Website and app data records
+++

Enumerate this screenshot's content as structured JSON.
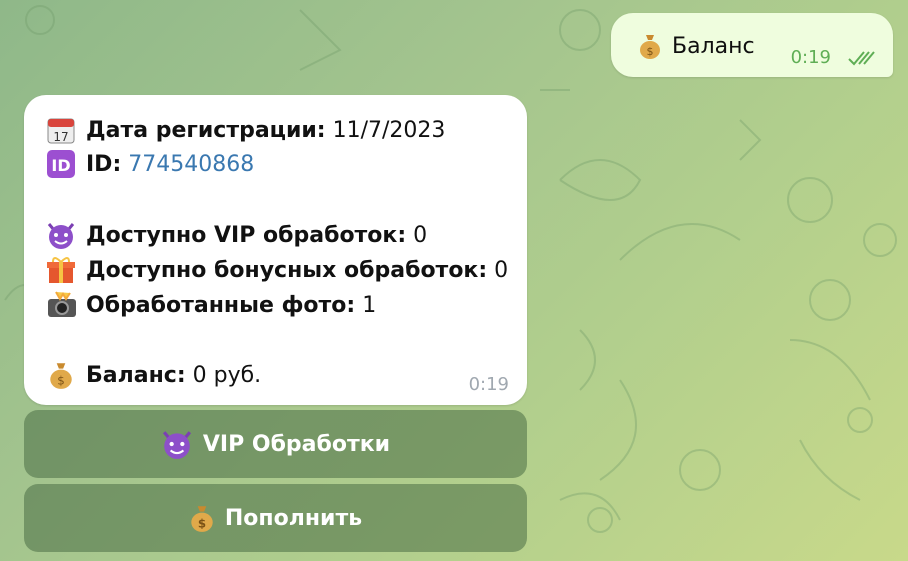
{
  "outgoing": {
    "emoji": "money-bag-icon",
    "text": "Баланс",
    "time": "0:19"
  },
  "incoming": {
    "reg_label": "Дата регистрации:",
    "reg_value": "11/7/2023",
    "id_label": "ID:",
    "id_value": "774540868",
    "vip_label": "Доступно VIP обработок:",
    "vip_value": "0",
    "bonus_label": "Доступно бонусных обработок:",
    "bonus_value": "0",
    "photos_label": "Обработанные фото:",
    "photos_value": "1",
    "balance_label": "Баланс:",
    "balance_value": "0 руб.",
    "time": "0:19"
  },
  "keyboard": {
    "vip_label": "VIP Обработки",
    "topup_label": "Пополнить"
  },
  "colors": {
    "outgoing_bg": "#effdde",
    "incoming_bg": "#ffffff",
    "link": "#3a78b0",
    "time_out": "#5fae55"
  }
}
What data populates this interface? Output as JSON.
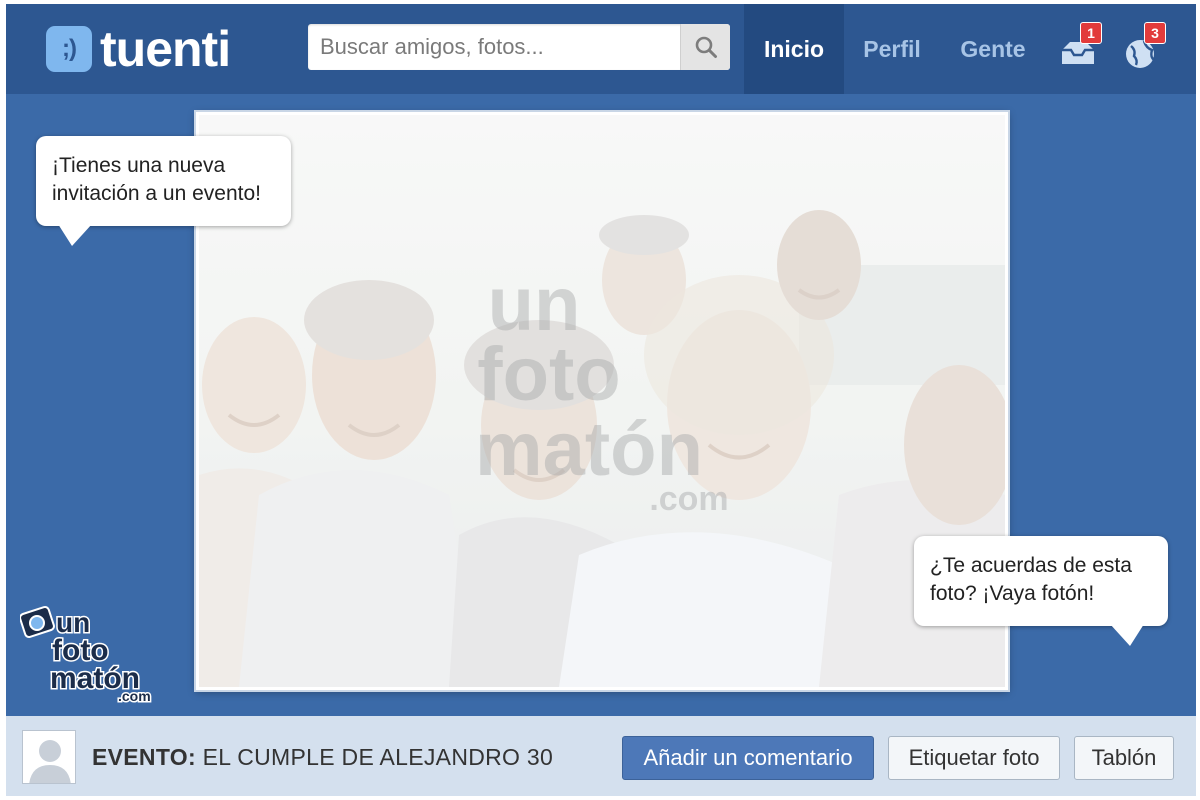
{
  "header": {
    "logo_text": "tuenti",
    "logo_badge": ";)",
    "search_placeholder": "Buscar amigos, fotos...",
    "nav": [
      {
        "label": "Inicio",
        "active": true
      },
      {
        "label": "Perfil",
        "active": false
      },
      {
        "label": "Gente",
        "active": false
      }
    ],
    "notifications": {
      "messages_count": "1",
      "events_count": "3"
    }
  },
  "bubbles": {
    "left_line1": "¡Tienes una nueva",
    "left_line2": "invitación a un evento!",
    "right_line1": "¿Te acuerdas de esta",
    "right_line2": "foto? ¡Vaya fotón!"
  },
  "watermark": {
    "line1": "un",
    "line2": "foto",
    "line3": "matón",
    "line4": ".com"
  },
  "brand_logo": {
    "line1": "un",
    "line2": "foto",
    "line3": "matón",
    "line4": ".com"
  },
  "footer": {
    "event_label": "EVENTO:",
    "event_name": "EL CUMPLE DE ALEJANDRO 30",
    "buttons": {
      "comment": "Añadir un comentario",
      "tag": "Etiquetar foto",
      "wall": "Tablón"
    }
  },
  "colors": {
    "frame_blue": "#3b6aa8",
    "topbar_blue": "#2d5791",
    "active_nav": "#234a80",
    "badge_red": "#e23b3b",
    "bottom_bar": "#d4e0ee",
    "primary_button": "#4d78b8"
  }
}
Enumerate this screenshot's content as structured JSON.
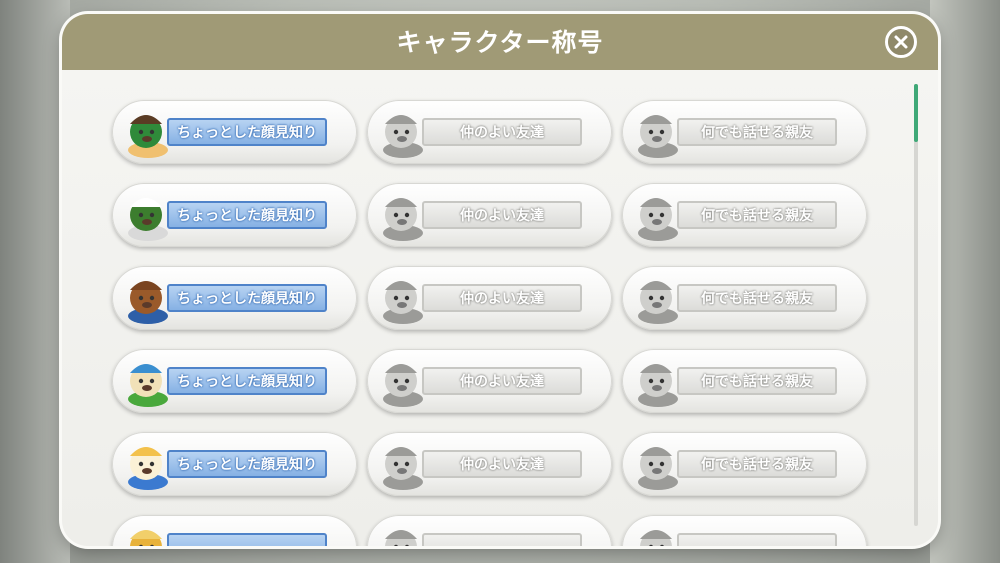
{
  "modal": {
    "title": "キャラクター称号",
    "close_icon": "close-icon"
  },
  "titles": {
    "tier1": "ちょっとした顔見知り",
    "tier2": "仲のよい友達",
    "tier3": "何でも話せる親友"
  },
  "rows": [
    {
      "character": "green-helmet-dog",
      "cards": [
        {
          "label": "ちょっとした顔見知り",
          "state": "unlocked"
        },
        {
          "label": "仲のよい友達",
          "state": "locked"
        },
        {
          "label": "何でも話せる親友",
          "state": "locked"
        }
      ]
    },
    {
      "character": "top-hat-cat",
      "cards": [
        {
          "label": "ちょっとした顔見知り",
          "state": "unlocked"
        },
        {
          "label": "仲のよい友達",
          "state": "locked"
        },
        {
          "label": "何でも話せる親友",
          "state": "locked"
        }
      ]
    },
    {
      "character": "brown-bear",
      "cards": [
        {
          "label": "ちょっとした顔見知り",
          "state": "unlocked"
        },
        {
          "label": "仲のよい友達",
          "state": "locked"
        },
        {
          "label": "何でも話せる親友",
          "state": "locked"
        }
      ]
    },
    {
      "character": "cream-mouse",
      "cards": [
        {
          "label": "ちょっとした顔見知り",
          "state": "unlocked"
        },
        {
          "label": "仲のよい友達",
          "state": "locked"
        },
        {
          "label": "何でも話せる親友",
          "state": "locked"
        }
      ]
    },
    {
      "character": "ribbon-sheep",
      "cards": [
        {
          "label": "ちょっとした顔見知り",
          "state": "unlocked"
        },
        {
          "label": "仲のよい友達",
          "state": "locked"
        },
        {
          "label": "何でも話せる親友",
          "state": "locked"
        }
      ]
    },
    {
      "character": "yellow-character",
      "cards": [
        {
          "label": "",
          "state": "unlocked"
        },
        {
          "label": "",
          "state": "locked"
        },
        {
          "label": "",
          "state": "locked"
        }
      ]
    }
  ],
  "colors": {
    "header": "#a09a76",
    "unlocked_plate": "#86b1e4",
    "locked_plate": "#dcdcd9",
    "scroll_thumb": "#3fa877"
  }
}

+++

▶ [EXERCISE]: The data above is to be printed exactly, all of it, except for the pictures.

▶ [OUTPUT OF THE EXERCISE]:
Enumerate this screenshot's content as structured JSON.
{
  "outgoing": {
    "emoji": "money-bag-icon",
    "text": "Баланс",
    "time": "0:19"
  },
  "incoming": {
    "reg_label": "Дата регистрации:",
    "reg_value": "11/7/2023",
    "id_label": "ID:",
    "id_value": "774540868",
    "vip_label": "Доступно VIP обработок:",
    "vip_value": "0",
    "bonus_label": "Доступно бонусных обработок:",
    "bonus_value": "0",
    "photos_label": "Обработанные фото:",
    "photos_value": "1",
    "balance_label": "Баланс:",
    "balance_value": "0 руб.",
    "time": "0:19"
  },
  "keyboard": {
    "vip_label": "VIP Обработки",
    "topup_label": "Пополнить"
  },
  "colors": {
    "outgoing_bg": "#effdde",
    "incoming_bg": "#ffffff",
    "link": "#3a78b0",
    "time_out": "#5fae55"
  }
}
What data populates this interface? Output as JSON.
{
  "header": {
    "logo_text": "tuenti",
    "logo_badge": ";)",
    "search_placeholder": "Buscar amigos, fotos...",
    "nav": [
      {
        "label": "Inicio",
        "active": true
      },
      {
        "label": "Perfil",
        "active": false
      },
      {
        "label": "Gente",
        "active": false
      }
    ],
    "notifications": {
      "messages_count": "1",
      "events_count": "3"
    }
  },
  "bubbles": {
    "left_line1": "¡Tienes una nueva",
    "left_line2": "invitación a un evento!",
    "right_line1": "¿Te acuerdas de esta",
    "right_line2": "foto? ¡Vaya fotón!"
  },
  "watermark": {
    "line1": "un",
    "line2": "foto",
    "line3": "matón",
    "line4": ".com"
  },
  "brand_logo": {
    "line1": "un",
    "line2": "foto",
    "line3": "matón",
    "line4": ".com"
  },
  "footer": {
    "event_label": "EVENTO:",
    "event_name": "EL CUMPLE DE ALEJANDRO 30",
    "buttons": {
      "comment": "Añadir un comentario",
      "tag": "Etiquetar foto",
      "wall": "Tablón"
    }
  },
  "colors": {
    "frame_blue": "#3b6aa8",
    "topbar_blue": "#2d5791",
    "active_nav": "#234a80",
    "badge_red": "#e23b3b",
    "bottom_bar": "#d4e0ee",
    "primary_button": "#4d78b8"
  }
}
Enumerate this screenshot's content as structured JSON.
{
  "modal": {
    "title": "キャラクター称号",
    "close_icon": "close-icon"
  },
  "titles": {
    "tier1": "ちょっとした顔見知り",
    "tier2": "仲のよい友達",
    "tier3": "何でも話せる親友"
  },
  "rows": [
    {
      "character": "green-helmet-dog",
      "cards": [
        {
          "label": "ちょっとした顔見知り",
          "state": "unlocked"
        },
        {
          "label": "仲のよい友達",
          "state": "locked"
        },
        {
          "label": "何でも話せる親友",
          "state": "locked"
        }
      ]
    },
    {
      "character": "top-hat-cat",
      "cards": [
        {
          "label": "ちょっとした顔見知り",
          "state": "unlocked"
        },
        {
          "label": "仲のよい友達",
          "state": "locked"
        },
        {
          "label": "何でも話せる親友",
          "state": "locked"
        }
      ]
    },
    {
      "character": "brown-bear",
      "cards": [
        {
          "label": "ちょっとした顔見知り",
          "state": "unlocked"
        },
        {
          "label": "仲のよい友達",
          "state": "locked"
        },
        {
          "label": "何でも話せる親友",
          "state": "locked"
        }
      ]
    },
    {
      "character": "cream-mouse",
      "cards": [
        {
          "label": "ちょっとした顔見知り",
          "state": "unlocked"
        },
        {
          "label": "仲のよい友達",
          "state": "locked"
        },
        {
          "label": "何でも話せる親友",
          "state": "locked"
        }
      ]
    },
    {
      "character": "ribbon-sheep",
      "cards": [
        {
          "label": "ちょっとした顔見知り",
          "state": "unlocked"
        },
        {
          "label": "仲のよい友達",
          "state": "locked"
        },
        {
          "label": "何でも話せる親友",
          "state": "locked"
        }
      ]
    },
    {
      "character": "yellow-character",
      "cards": [
        {
          "label": "",
          "state": "unlocked"
        },
        {
          "label": "",
          "state": "locked"
        },
        {
          "label": "",
          "state": "locked"
        }
      ]
    }
  ],
  "colors": {
    "header": "#a09a76",
    "unlocked_plate": "#86b1e4",
    "locked_plate": "#dcdcd9",
    "scroll_thumb": "#3fa877"
  }
}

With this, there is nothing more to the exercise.